**YOUR OBJECTIVE:** Pull each line containing "Hello" from the data.

**DATA:**
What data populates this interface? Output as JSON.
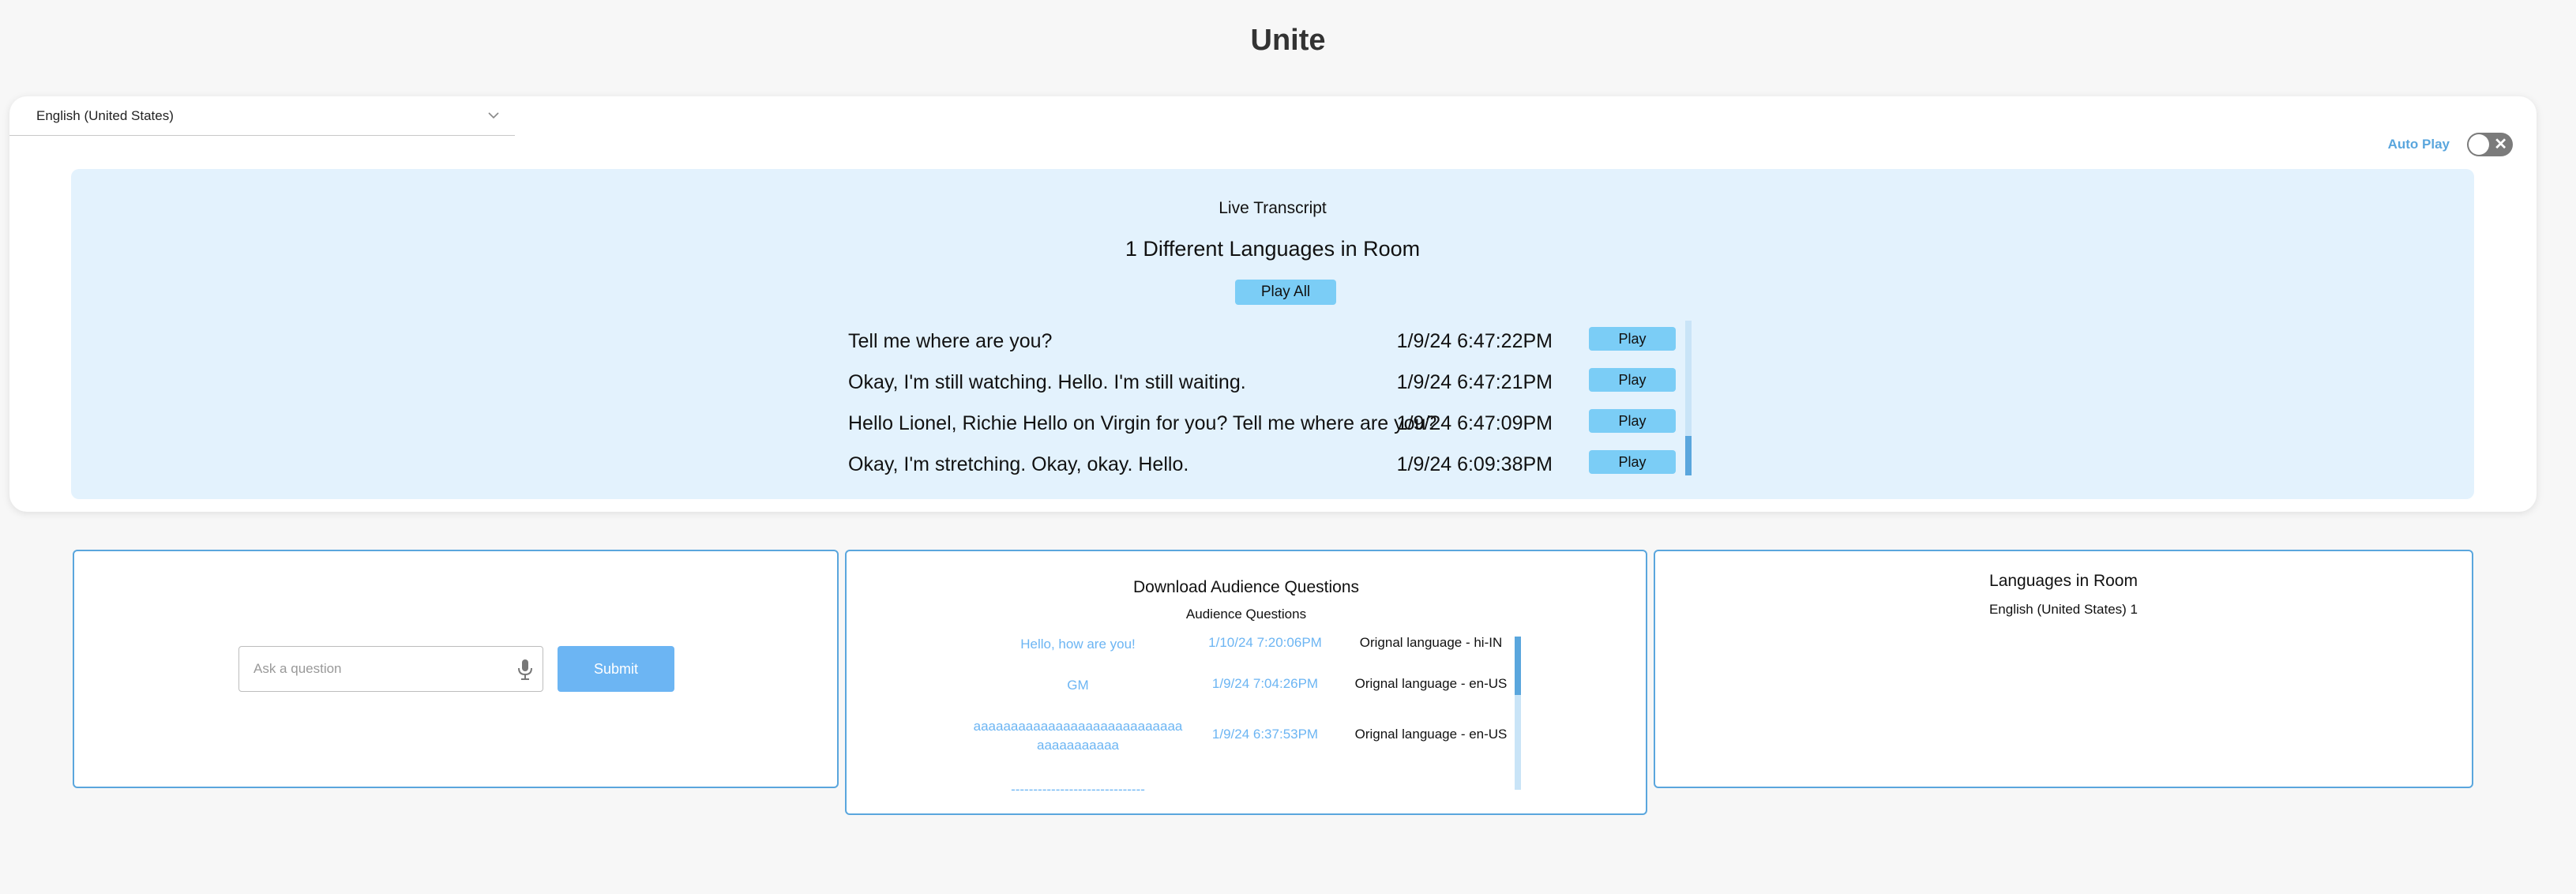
{
  "app": {
    "title": "Unite"
  },
  "language_select": {
    "value": "English (United States)"
  },
  "autoplay": {
    "label": "Auto Play",
    "enabled": false
  },
  "transcript": {
    "heading": "Live Transcript",
    "languages_heading": "1 Different Languages in Room",
    "play_all_label": "Play All",
    "rows": [
      {
        "text": "Tell me where are you?",
        "time": "1/9/24 6:47:22PM",
        "play_label": "Play"
      },
      {
        "text": "Okay, I'm still watching. Hello. I'm still waiting.",
        "time": "1/9/24 6:47:21PM",
        "play_label": "Play"
      },
      {
        "text": "Hello Lionel, Richie Hello on Virgin for you? Tell me where are you?",
        "time": "1/9/24 6:47:09PM",
        "play_label": "Play"
      },
      {
        "text": "Okay, I'm stretching. Okay, okay. Hello.",
        "time": "1/9/24 6:09:38PM",
        "play_label": "Play"
      }
    ]
  },
  "ask": {
    "placeholder": "Ask a question",
    "submit_label": "Submit"
  },
  "questions": {
    "title": "Download Audience Questions",
    "subtitle": "Audience Questions",
    "rows": [
      {
        "text": "Hello, how are you!",
        "time": "1/10/24 7:20:06PM",
        "language": "Orignal language - hi-IN"
      },
      {
        "text": "GM",
        "time": "1/9/24 7:04:26PM",
        "language": "Orignal language - en-US"
      },
      {
        "text": "aaaaaaaaaaaaaaaaaaaaaaaaaaaaaaaaaaaaaaa",
        "time": "1/9/24 6:37:53PM",
        "language": "Orignal language - en-US"
      },
      {
        "text": "------------------------------",
        "time": "",
        "language": ""
      }
    ]
  },
  "rooms": {
    "title": "Languages in Room",
    "items": [
      "English (United States) 1"
    ]
  },
  "colors": {
    "accent": "#5aa6dd",
    "panel": "#e3f2fd",
    "play_button": "#7bcdf6",
    "submit_button": "#6cb5f3"
  }
}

**RESULT FOR THIS TASK:**
        "text": "Okay, I'm still watching. Hello. I'm still waiting.",
        "text": "Hello Lionel, Richie Hello on Virgin for you? Tell me where are you?",
        "text": "Okay, I'm stretching. Okay, okay. Hello.",
        "text": "Hello, how are you!",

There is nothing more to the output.